:: TASK STATEMENT ::
Images excluded, repeat each entry below exactly.

:: RECORDS FOR THIS EXERCISE ::
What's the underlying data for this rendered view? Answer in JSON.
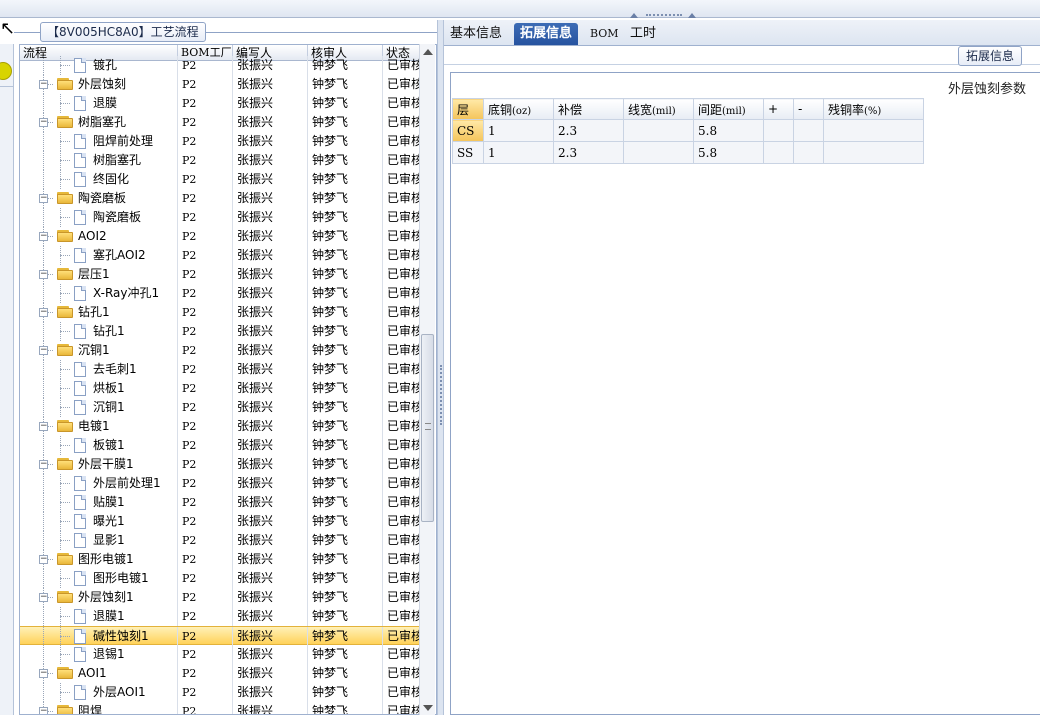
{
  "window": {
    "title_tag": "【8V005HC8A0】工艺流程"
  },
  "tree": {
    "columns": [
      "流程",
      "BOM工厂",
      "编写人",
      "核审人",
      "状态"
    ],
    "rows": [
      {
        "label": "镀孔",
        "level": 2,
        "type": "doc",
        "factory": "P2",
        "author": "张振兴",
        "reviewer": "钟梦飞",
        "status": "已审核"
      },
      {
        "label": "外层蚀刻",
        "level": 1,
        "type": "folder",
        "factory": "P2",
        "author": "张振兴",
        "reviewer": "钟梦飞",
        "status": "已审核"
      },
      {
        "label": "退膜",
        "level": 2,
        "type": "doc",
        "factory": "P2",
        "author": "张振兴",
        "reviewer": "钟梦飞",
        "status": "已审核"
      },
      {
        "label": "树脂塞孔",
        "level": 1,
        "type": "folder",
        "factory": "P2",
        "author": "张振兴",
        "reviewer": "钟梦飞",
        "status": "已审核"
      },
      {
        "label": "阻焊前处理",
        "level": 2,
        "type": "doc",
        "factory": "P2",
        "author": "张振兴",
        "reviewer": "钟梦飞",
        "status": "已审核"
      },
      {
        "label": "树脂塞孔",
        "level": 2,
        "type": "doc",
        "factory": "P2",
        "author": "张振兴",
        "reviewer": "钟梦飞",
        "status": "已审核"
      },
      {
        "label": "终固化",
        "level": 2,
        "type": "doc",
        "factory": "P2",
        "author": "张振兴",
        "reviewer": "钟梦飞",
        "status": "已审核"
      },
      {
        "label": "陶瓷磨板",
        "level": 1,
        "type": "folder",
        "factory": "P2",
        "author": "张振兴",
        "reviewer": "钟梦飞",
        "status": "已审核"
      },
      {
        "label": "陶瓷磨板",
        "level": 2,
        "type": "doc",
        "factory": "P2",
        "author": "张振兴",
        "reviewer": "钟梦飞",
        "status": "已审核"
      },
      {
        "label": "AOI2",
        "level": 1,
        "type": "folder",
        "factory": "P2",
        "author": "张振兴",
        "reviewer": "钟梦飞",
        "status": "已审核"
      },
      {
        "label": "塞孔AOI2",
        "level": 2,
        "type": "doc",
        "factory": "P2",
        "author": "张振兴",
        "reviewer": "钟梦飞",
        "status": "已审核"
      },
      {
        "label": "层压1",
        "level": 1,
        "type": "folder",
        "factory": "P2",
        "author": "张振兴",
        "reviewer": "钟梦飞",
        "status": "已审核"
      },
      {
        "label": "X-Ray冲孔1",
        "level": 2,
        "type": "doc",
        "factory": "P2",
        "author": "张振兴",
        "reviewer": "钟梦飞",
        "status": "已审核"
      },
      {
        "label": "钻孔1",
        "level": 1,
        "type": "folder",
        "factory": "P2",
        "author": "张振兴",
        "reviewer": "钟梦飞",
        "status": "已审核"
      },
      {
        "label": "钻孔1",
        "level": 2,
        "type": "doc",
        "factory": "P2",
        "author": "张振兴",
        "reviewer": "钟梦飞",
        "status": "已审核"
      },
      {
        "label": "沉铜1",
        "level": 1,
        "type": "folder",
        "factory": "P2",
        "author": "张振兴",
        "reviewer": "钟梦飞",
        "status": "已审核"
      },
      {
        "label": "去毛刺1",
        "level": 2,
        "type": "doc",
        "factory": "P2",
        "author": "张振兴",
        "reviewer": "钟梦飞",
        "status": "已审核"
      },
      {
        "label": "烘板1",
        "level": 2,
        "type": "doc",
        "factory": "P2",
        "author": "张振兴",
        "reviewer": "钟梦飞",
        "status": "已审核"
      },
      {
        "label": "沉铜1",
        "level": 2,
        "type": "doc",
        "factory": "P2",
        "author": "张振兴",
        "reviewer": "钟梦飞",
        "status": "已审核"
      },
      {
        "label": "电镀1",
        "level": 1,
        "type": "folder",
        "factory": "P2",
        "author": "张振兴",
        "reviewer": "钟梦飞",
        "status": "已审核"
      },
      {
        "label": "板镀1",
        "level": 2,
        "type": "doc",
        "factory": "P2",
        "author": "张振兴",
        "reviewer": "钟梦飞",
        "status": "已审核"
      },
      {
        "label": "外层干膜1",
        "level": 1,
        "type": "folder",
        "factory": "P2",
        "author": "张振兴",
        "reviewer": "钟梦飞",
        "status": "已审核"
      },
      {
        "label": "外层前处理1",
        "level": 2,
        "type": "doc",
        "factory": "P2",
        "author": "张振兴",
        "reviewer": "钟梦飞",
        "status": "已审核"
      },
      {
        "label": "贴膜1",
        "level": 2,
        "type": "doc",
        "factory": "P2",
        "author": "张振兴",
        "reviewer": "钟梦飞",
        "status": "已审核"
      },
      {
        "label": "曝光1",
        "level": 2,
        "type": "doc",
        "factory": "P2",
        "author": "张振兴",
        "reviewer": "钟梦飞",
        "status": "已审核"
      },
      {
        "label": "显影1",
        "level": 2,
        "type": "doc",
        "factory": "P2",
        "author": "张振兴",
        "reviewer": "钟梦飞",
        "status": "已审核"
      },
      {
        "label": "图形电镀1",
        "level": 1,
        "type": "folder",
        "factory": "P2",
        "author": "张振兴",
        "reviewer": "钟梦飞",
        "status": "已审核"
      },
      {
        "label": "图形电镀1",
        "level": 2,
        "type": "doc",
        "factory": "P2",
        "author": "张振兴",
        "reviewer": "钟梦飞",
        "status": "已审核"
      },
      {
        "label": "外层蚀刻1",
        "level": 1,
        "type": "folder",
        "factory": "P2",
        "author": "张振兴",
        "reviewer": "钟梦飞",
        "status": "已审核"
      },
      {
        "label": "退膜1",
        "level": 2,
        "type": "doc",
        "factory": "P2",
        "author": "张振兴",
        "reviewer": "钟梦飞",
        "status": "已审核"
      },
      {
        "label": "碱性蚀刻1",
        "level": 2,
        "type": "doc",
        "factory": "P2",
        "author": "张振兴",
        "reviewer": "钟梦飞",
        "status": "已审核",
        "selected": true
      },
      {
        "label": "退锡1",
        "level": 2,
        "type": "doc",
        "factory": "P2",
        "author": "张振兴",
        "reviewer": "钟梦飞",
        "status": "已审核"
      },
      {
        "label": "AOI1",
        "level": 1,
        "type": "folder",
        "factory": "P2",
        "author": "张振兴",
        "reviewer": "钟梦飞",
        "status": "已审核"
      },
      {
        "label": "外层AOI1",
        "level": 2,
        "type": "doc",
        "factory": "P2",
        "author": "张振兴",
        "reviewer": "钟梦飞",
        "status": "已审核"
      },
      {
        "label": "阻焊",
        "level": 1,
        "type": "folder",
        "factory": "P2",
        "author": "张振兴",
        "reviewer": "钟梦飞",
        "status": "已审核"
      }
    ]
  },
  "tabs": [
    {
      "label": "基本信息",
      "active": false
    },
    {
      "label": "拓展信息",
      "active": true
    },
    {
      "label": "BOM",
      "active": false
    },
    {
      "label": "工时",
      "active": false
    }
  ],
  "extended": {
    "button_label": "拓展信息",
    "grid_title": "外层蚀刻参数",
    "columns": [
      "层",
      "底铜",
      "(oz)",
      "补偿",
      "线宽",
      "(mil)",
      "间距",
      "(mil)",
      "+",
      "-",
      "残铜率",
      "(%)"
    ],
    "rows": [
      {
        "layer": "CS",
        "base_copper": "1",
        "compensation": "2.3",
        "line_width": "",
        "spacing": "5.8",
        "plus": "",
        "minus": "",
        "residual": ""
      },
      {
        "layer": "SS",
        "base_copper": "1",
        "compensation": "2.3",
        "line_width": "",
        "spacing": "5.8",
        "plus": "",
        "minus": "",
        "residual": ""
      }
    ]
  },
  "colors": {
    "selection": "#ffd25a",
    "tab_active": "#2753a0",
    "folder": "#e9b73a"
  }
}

:: REPLY TO THE EXERCISE ::
What's the underlying data for this rendered view? Answer in JSON.
{
  "window": {
    "title_tag": "【8V005HC8A0】工艺流程"
  },
  "tree": {
    "columns": [
      "流程",
      "BOM工厂",
      "编写人",
      "核审人",
      "状态"
    ],
    "rows": [
      {
        "label": "镀孔",
        "level": 2,
        "type": "doc",
        "factory": "P2",
        "author": "张振兴",
        "reviewer": "钟梦飞",
        "status": "已审核"
      },
      {
        "label": "外层蚀刻",
        "level": 1,
        "type": "folder",
        "factory": "P2",
        "author": "张振兴",
        "reviewer": "钟梦飞",
        "status": "已审核"
      },
      {
        "label": "退膜",
        "level": 2,
        "type": "doc",
        "factory": "P2",
        "author": "张振兴",
        "reviewer": "钟梦飞",
        "status": "已审核"
      },
      {
        "label": "树脂塞孔",
        "level": 1,
        "type": "folder",
        "factory": "P2",
        "author": "张振兴",
        "reviewer": "钟梦飞",
        "status": "已审核"
      },
      {
        "label": "阻焊前处理",
        "level": 2,
        "type": "doc",
        "factory": "P2",
        "author": "张振兴",
        "reviewer": "钟梦飞",
        "status": "已审核"
      },
      {
        "label": "树脂塞孔",
        "level": 2,
        "type": "doc",
        "factory": "P2",
        "author": "张振兴",
        "reviewer": "钟梦飞",
        "status": "已审核"
      },
      {
        "label": "终固化",
        "level": 2,
        "type": "doc",
        "factory": "P2",
        "author": "张振兴",
        "reviewer": "钟梦飞",
        "status": "已审核"
      },
      {
        "label": "陶瓷磨板",
        "level": 1,
        "type": "folder",
        "factory": "P2",
        "author": "张振兴",
        "reviewer": "钟梦飞",
        "status": "已审核"
      },
      {
        "label": "陶瓷磨板",
        "level": 2,
        "type": "doc",
        "factory": "P2",
        "author": "张振兴",
        "reviewer": "钟梦飞",
        "status": "已审核"
      },
      {
        "label": "AOI2",
        "level": 1,
        "type": "folder",
        "factory": "P2",
        "author": "张振兴",
        "reviewer": "钟梦飞",
        "status": "已审核"
      },
      {
        "label": "塞孔AOI2",
        "level": 2,
        "type": "doc",
        "factory": "P2",
        "author": "张振兴",
        "reviewer": "钟梦飞",
        "status": "已审核"
      },
      {
        "label": "层压1",
        "level": 1,
        "type": "folder",
        "factory": "P2",
        "author": "张振兴",
        "reviewer": "钟梦飞",
        "status": "已审核"
      },
      {
        "label": "X-Ray冲孔1",
        "level": 2,
        "type": "doc",
        "factory": "P2",
        "author": "张振兴",
        "reviewer": "钟梦飞",
        "status": "已审核"
      },
      {
        "label": "钻孔1",
        "level": 1,
        "type": "folder",
        "factory": "P2",
        "author": "张振兴",
        "reviewer": "钟梦飞",
        "status": "已审核"
      },
      {
        "label": "钻孔1",
        "level": 2,
        "type": "doc",
        "factory": "P2",
        "author": "张振兴",
        "reviewer": "钟梦飞",
        "status": "已审核"
      },
      {
        "label": "沉铜1",
        "level": 1,
        "type": "folder",
        "factory": "P2",
        "author": "张振兴",
        "reviewer": "钟梦飞",
        "status": "已审核"
      },
      {
        "label": "去毛刺1",
        "level": 2,
        "type": "doc",
        "factory": "P2",
        "author": "张振兴",
        "reviewer": "钟梦飞",
        "status": "已审核"
      },
      {
        "label": "烘板1",
        "level": 2,
        "type": "doc",
        "factory": "P2",
        "author": "张振兴",
        "reviewer": "钟梦飞",
        "status": "已审核"
      },
      {
        "label": "沉铜1",
        "level": 2,
        "type": "doc",
        "factory": "P2",
        "author": "张振兴",
        "reviewer": "钟梦飞",
        "status": "已审核"
      },
      {
        "label": "电镀1",
        "level": 1,
        "type": "folder",
        "factory": "P2",
        "author": "张振兴",
        "reviewer": "钟梦飞",
        "status": "已审核"
      },
      {
        "label": "板镀1",
        "level": 2,
        "type": "doc",
        "factory": "P2",
        "author": "张振兴",
        "reviewer": "钟梦飞",
        "status": "已审核"
      },
      {
        "label": "外层干膜1",
        "level": 1,
        "type": "folder",
        "factory": "P2",
        "author": "张振兴",
        "reviewer": "钟梦飞",
        "status": "已审核"
      },
      {
        "label": "外层前处理1",
        "level": 2,
        "type": "doc",
        "factory": "P2",
        "author": "张振兴",
        "reviewer": "钟梦飞",
        "status": "已审核"
      },
      {
        "label": "贴膜1",
        "level": 2,
        "type": "doc",
        "factory": "P2",
        "author": "张振兴",
        "reviewer": "钟梦飞",
        "status": "已审核"
      },
      {
        "label": "曝光1",
        "level": 2,
        "type": "doc",
        "factory": "P2",
        "author": "张振兴",
        "reviewer": "钟梦飞",
        "status": "已审核"
      },
      {
        "label": "显影1",
        "level": 2,
        "type": "doc",
        "factory": "P2",
        "author": "张振兴",
        "reviewer": "钟梦飞",
        "status": "已审核"
      },
      {
        "label": "图形电镀1",
        "level": 1,
        "type": "folder",
        "factory": "P2",
        "author": "张振兴",
        "reviewer": "钟梦飞",
        "status": "已审核"
      },
      {
        "label": "图形电镀1",
        "level": 2,
        "type": "doc",
        "factory": "P2",
        "author": "张振兴",
        "reviewer": "钟梦飞",
        "status": "已审核"
      },
      {
        "label": "外层蚀刻1",
        "level": 1,
        "type": "folder",
        "factory": "P2",
        "author": "张振兴",
        "reviewer": "钟梦飞",
        "status": "已审核"
      },
      {
        "label": "退膜1",
        "level": 2,
        "type": "doc",
        "factory": "P2",
        "author": "张振兴",
        "reviewer": "钟梦飞",
        "status": "已审核"
      },
      {
        "label": "碱性蚀刻1",
        "level": 2,
        "type": "doc",
        "factory": "P2",
        "author": "张振兴",
        "reviewer": "钟梦飞",
        "status": "已审核",
        "selected": true
      },
      {
        "label": "退锡1",
        "level": 2,
        "type": "doc",
        "factory": "P2",
        "author": "张振兴",
        "reviewer": "钟梦飞",
        "status": "已审核"
      },
      {
        "label": "AOI1",
        "level": 1,
        "type": "folder",
        "factory": "P2",
        "author": "张振兴",
        "reviewer": "钟梦飞",
        "status": "已审核"
      },
      {
        "label": "外层AOI1",
        "level": 2,
        "type": "doc",
        "factory": "P2",
        "author": "张振兴",
        "reviewer": "钟梦飞",
        "status": "已审核"
      },
      {
        "label": "阻焊",
        "level": 1,
        "type": "folder",
        "factory": "P2",
        "author": "张振兴",
        "reviewer": "钟梦飞",
        "status": "已审核"
      }
    ]
  },
  "tabs": [
    {
      "label": "基本信息",
      "active": false
    },
    {
      "label": "拓展信息",
      "active": true
    },
    {
      "label": "BOM",
      "active": false
    },
    {
      "label": "工时",
      "active": false
    }
  ],
  "extended": {
    "button_label": "拓展信息",
    "grid_title": "外层蚀刻参数",
    "columns": [
      "层",
      "底铜",
      "(oz)",
      "补偿",
      "线宽",
      "(mil)",
      "间距",
      "(mil)",
      "+",
      "-",
      "残铜率",
      "(%)"
    ],
    "rows": [
      {
        "layer": "CS",
        "base_copper": "1",
        "compensation": "2.3",
        "line_width": "",
        "spacing": "5.8",
        "plus": "",
        "minus": "",
        "residual": ""
      },
      {
        "layer": "SS",
        "base_copper": "1",
        "compensation": "2.3",
        "line_width": "",
        "spacing": "5.8",
        "plus": "",
        "minus": "",
        "residual": ""
      }
    ]
  },
  "colors": {
    "selection": "#ffd25a",
    "tab_active": "#2753a0",
    "folder": "#e9b73a"
  }
}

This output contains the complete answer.